While this Atmos setup is quite complex and requires a lot of drilling, wire routing, mounting, and cable management, it’s the best-sounding setup in my experiment. However, I feel like the overhead sounds have been hyped up too much and need to clarify that they enrich your experience and don’t blow your mind every time. Let me explain!
While the occasional bee flying across the left wall, buzzing above your head, or shrapnel from an explosion flying past you from the top has its noteworthy mind-blowing effect, it’s just that — occasional. You get surprised, look up and get back to the scene. Instead, I noticed the strength of the in-ceiling speakers in filling out ambient sounds and taking some of the load off the upfront speakers.
The environment in the movie does come to life and there’s a noticeable difference when you switch from Dolby Digital surround sound to Dolby Atmos. Dolby’s intelligent processing sends ambient sounds to the ceiling speakers and brings a pleasant and subtle change that you’re aware of.
To test how they compare against upfiring speakers, I brought my pair of Klipsch R-41SA speakers, set them up on my friend’s front tower speakers, and hooked them to the receiver. You may have realized the installation difference already. It requires no mounting, no drilling on the ceiling, and offers an easier and more convenient alternative by reflecting the sound from the ceiling. But how do they sound?
While both the upfiring and in-ceiling speaker setups sound great compared to regular old planar surround sound, the in-ceiling setup has a distinctive edge. The dedicated in-ceiling speakers did a better job of mimicking the high above sound effects. They are also better at “filling up” the room with ambient sounds.
If you want to completely ditch the receiver, you can go for a setup with rear speakers, a subwoofer, and a soundbar with integrated upfiring speakers. This kind of setup would also save you a lot of money.
While in-ceiling speakers are better, if you live in a rented home, you would have to go through a lot of hassle to drill holes in the ceiling and do behind-the-wall wire routing. That’s why I still prefer the Dolby Upfiring speakers that bounce sound off the ceiling.
Dolby Atmos Height Virtualization
I also tried Dolby Atmos height processing with their Dolby Atmos Height Virtualization. You can try this out to get the “feel” of Atmos if you don’t want to invest in either upfiring or in-ceiling speakers. Dolby signal processing uses your existing 5.1 or 7.1 speakers and implements height filters to trick your ear into thinking that the sound is coming from above. However, it can’t come close to the real thing and is often a hit or miss.
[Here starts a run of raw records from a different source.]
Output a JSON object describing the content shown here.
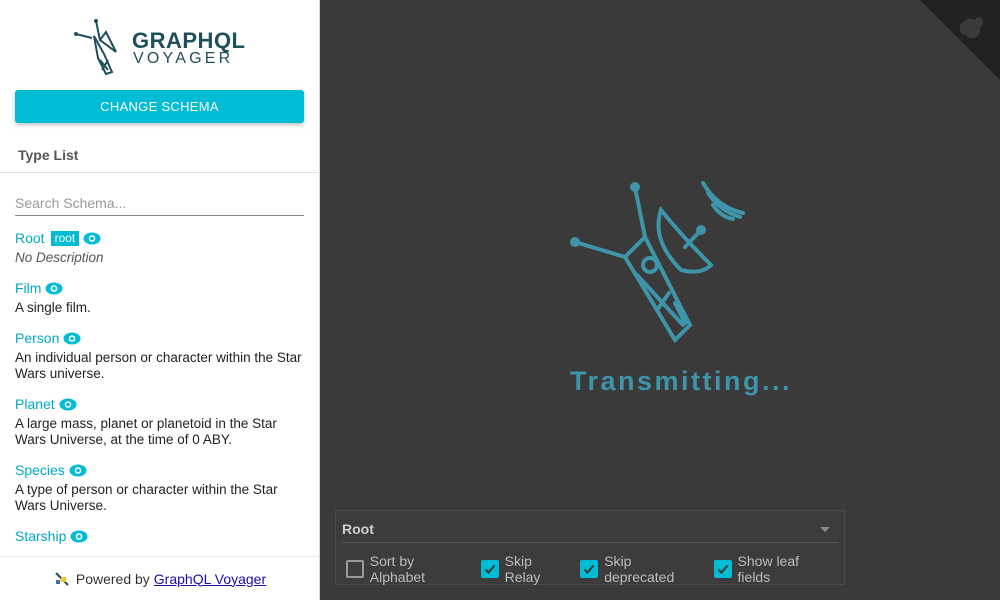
{
  "sidebar": {
    "logo_line1": "GRAPHQL",
    "logo_line2": "VOYAGER",
    "change_schema_label": "CHANGE SCHEMA",
    "type_list_title": "Type List",
    "search_placeholder": "Search Schema...",
    "types": [
      {
        "name": "Root",
        "badge": "root",
        "description": "No Description"
      },
      {
        "name": "Film",
        "description": "A single film."
      },
      {
        "name": "Person",
        "description": "An individual person or character within the Star Wars universe."
      },
      {
        "name": "Planet",
        "description": "A large mass, planet or planetoid in the Star Wars Universe, at the time of 0 ABY."
      },
      {
        "name": "Species",
        "description": "A type of person or character within the Star Wars Universe."
      },
      {
        "name": "Starship",
        "description": ""
      }
    ],
    "footer": {
      "prefix": "Powered by",
      "link": "GraphQL Voyager"
    }
  },
  "main": {
    "loading_text": "Transmitting...",
    "root_select_value": "Root",
    "options": [
      {
        "label": "Sort by Alphabet",
        "checked": false
      },
      {
        "label": "Skip Relay",
        "checked": true
      },
      {
        "label": "Skip deprecated",
        "checked": true
      },
      {
        "label": "Show leaf fields",
        "checked": true
      }
    ]
  },
  "colors": {
    "accent": "#00bcd4",
    "link": "#00a8c7",
    "loader": "#3e94a8",
    "background": "#3a3a3a"
  }
}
If you want to enjoy Dolby Atmos in all its glory you need speakers with overhead sound to complete that 3D bubble effect. In my opinion, most people would prefer the upfiring speakers since they don’t have to drill holes in the wall, go through the mounting process and offer a great experience overall. While in-ceiling speakers are definitely better, the difference isn’t drastic enough to make me consider them.